Its deep velvety black colour, huge red eyes and a webbing of skin connecting eight arms earned this animal the name Vampyroteuthis infernalis, which literally translated means ‘Vampire squid from hell’. It is a small, deep-sea animal, neither an octopus or a squid but a relative and phylogenetic relic or living fossil first described in 1903 by Carl Chun.
The vampire squid is an extremophile, living at depths from 600-900 meters (2,000-3,000 feet). Sunlight does not penetrate the darkness here, pressure is high and oxygen saturation is 3%. But the vampire squid is so beautifully adapted to its environment it manages to do more then just eke out a living, it thrives.
In order to cope with life in the suffocating oceanic, vampire squids have developed several radical adaptations. They have a very low rate of metabolism and instead of using haemoglobin to transport oxygen in their blood they use the more efficient compound haemocyanin, which colours their blood blue.
The vampire squid is covered in light-producing photophores over which the animal has great control. It is capable of producing disorienting flashes of light and can finely tune the size of the photophores as well as the intensity and frequency of flashes. If threatened, instead of ink, the vampire squid ejects a sticky cloud of bioluminescent mucus from the tips of its arms. This luminous barrage, which can last several minutes dazes predators and allows the animal to escape.

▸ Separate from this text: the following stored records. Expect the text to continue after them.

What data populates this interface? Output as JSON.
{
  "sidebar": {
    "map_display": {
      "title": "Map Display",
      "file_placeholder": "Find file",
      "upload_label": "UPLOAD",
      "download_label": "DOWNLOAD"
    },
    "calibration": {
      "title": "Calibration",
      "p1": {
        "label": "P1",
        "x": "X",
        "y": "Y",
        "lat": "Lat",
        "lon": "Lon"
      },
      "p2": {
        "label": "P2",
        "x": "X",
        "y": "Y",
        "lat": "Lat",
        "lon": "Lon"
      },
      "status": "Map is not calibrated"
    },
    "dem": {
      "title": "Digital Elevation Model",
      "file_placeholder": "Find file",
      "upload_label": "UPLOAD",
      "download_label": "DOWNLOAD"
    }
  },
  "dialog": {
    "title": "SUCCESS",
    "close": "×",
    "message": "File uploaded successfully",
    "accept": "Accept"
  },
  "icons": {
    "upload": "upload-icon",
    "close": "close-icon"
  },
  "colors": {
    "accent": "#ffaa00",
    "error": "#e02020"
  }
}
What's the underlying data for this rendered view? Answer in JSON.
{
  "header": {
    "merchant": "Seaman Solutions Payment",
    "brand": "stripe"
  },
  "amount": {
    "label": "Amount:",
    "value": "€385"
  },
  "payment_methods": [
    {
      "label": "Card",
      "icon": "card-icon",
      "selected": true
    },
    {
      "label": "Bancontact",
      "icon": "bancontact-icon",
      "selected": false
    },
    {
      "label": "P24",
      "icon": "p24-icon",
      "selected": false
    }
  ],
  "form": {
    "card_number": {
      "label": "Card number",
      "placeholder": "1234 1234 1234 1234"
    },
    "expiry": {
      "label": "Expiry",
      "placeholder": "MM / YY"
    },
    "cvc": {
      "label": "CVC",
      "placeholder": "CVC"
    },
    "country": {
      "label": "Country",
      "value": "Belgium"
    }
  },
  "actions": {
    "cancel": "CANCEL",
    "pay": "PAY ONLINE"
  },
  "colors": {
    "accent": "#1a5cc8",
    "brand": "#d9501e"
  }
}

The Vampire squid is the soul extant member of the cephalopod order Vampyromorphida, which shares similarities with both squid and octopuses. Its relationships can be explored further on the Tree of Life website. Like many other deep sea animals it has no IUCN status as not enough is known about it to determine if it is a threatened species.